But then things got busy with the second Charlie’s Angels, Big Fish, and a half-dozen other movies I worked on. In the meantime, a long-dormant project at another studio came roaring back to life, and it was clear that I’d have to make some big changes to avoid overlapping with their story. (And no, I’m not going to say what that other movie is, but it is being made.)

So, as often happens, my project was put on a back burner. I never typed so much as a “FADE IN:”, nor have I been paid anything. Still, I may get around to writing it one day, because there’s some very intriguing stuff in the concept, which isn’t obvious in the press release.

One thing to bear in mind when reading about any project in the trades is that filmmakers will often be a little disingenous about the actual plot, for fear of spoiling the surprise. That’s certainly the case here. Suffice to say the movie is much less Jurassic Park-y than you’d think.

Who knows. Maybe one day I’ll do it.

Big Green Envelopes

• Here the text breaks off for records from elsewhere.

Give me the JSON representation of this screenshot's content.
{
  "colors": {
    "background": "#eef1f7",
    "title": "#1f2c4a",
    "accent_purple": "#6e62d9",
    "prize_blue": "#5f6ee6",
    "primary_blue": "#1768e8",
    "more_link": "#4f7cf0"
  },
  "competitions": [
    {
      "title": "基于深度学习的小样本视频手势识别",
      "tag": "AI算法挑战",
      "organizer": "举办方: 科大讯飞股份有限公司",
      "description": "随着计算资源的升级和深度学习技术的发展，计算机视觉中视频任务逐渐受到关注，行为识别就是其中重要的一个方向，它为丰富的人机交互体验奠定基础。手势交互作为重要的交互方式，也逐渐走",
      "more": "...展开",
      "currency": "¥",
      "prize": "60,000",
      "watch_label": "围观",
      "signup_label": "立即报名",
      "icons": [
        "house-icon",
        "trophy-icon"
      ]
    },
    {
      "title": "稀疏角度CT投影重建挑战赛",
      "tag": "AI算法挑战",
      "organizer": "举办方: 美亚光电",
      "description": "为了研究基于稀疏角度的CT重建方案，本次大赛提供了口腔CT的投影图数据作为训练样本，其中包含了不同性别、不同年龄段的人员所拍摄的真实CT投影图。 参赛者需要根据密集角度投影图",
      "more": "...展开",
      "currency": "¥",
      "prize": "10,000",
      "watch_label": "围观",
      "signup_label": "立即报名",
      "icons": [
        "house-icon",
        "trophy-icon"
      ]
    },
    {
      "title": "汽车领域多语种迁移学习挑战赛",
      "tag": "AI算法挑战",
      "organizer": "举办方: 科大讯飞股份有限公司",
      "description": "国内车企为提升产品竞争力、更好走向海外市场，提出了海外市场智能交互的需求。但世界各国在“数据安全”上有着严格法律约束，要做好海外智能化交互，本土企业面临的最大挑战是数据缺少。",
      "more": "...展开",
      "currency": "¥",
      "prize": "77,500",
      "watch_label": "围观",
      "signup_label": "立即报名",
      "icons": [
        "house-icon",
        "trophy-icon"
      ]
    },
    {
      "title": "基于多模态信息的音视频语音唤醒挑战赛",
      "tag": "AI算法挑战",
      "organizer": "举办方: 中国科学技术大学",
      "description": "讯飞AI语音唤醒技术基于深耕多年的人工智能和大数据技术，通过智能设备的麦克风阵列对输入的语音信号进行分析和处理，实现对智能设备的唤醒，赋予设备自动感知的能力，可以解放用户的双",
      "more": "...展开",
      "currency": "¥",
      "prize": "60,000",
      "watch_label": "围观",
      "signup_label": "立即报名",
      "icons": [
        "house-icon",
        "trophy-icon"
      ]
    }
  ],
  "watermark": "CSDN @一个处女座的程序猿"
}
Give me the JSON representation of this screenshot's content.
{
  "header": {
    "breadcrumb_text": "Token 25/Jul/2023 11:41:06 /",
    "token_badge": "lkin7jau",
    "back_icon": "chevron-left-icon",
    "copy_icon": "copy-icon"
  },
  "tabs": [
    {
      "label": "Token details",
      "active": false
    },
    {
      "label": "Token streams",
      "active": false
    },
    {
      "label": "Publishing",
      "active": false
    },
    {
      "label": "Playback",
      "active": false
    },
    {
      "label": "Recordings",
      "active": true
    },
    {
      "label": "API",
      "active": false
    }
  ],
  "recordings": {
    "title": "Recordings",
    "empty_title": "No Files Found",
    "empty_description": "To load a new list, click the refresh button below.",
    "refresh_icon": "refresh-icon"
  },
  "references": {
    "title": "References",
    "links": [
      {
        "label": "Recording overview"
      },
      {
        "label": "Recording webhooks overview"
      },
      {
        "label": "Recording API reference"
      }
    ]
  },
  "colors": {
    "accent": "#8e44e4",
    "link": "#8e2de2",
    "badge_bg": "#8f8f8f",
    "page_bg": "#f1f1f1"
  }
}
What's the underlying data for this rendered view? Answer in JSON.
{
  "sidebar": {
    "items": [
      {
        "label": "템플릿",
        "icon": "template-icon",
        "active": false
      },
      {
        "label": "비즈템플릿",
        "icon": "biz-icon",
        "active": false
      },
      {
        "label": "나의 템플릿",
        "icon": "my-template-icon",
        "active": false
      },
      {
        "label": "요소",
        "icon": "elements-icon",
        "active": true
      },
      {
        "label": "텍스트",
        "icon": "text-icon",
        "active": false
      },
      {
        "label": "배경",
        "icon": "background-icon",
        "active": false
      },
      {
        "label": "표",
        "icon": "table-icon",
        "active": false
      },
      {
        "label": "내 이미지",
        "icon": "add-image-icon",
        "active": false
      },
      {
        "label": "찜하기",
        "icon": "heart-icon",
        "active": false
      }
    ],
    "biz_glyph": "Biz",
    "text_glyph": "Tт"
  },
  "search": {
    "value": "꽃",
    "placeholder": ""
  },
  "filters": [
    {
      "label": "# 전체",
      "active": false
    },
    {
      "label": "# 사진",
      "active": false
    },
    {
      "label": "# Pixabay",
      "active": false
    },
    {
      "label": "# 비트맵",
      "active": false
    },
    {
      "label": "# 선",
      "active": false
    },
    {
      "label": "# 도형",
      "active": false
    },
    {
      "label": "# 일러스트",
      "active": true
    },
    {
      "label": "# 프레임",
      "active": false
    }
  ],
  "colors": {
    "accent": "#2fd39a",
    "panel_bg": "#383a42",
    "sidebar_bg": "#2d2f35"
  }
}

One of the less-documented joys of being a working screenwriter is when you open the mailbox to find a big green envelope. It’s a very distinctive shade of green…

…which is only used for one purpose: a WGA residual check.

You never know quite when these envelopes are coming, or how much will be inside. Half the fun is guessing before you rip it open. If a successful movie you wrote has recently come out on DVD, the check could be for tens of thousands of dollars. Or for a movie like Go, it could be a few hundred, for showing on Cinemax. Regardless, it’s found money, and cause for jubilation.

Recently, I’ve been getting a bunch of little checks, on the order of $425.60. They’re payments for D.C., the staggeringly unsuccessful show I created for the WB in 2000. Although it only ran three episodes in the U.S., apparently all seven episodes ran in Europe.

Unbeknownst to me, the WGA did an investigation, and figured out that I was owed residuals for this. So they got Universal to pay me.

It’s not a lot of money, but strictly on principle I’m very grateful for it. Accountants are rarely lauded as heroes. So here’s a shout-out to the WGA collections department, and David DelVecchio in particular, for tracking down every last cent writers are owed.

Glossary: Residuals

Payments made to a film or television writer when his or her work is sold to another venue, such as a feature film sold on DVD, or a network television episode shown in syndication. These fees are negotiated and collected on behalf of the writer by the Writers Guild of America.